| Assignment |
I would like you to return all of the records exactly as they stand.

Stored data entries:
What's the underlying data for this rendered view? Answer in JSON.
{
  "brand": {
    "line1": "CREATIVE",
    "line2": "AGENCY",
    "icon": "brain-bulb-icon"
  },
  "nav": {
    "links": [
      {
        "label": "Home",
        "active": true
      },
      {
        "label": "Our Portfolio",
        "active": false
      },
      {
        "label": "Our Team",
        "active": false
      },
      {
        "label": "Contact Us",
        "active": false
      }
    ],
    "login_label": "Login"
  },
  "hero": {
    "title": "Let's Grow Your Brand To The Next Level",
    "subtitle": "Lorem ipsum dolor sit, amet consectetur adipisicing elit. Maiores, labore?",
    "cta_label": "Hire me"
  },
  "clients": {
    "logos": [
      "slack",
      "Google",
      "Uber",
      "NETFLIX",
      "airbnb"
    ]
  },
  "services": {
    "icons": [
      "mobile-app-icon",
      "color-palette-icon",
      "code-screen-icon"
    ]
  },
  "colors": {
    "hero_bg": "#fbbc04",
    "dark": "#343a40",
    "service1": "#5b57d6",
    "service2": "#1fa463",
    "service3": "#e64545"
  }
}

| Response to this exercise |
What's the underlying data for this rendered view? Answer in JSON.
{
  "brand": {
    "line1": "CREATIVE",
    "line2": "AGENCY",
    "icon": "brain-bulb-icon"
  },
  "nav": {
    "links": [
      {
        "label": "Home",
        "active": true
      },
      {
        "label": "Our Portfolio",
        "active": false
      },
      {
        "label": "Our Team",
        "active": false
      },
      {
        "label": "Contact Us",
        "active": false
      }
    ],
    "login_label": "Login"
  },
  "hero": {
    "title": "Let's Grow Your Brand To The Next Level",
    "subtitle": "Lorem ipsum dolor sit, amet consectetur adipisicing elit. Maiores, labore?",
    "cta_label": "Hire me"
  },
  "clients": {
    "logos": [
      "slack",
      "Google",
      "Uber",
      "NETFLIX",
      "airbnb"
    ]
  },
  "services": {
    "icons": [
      "mobile-app-icon",
      "color-palette-icon",
      "code-screen-icon"
    ]
  },
  "colors": {
    "hero_bg": "#fbbc04",
    "dark": "#343a40",
    "service1": "#5b57d6",
    "service2": "#1fa463",
    "service3": "#e64545"
  }
}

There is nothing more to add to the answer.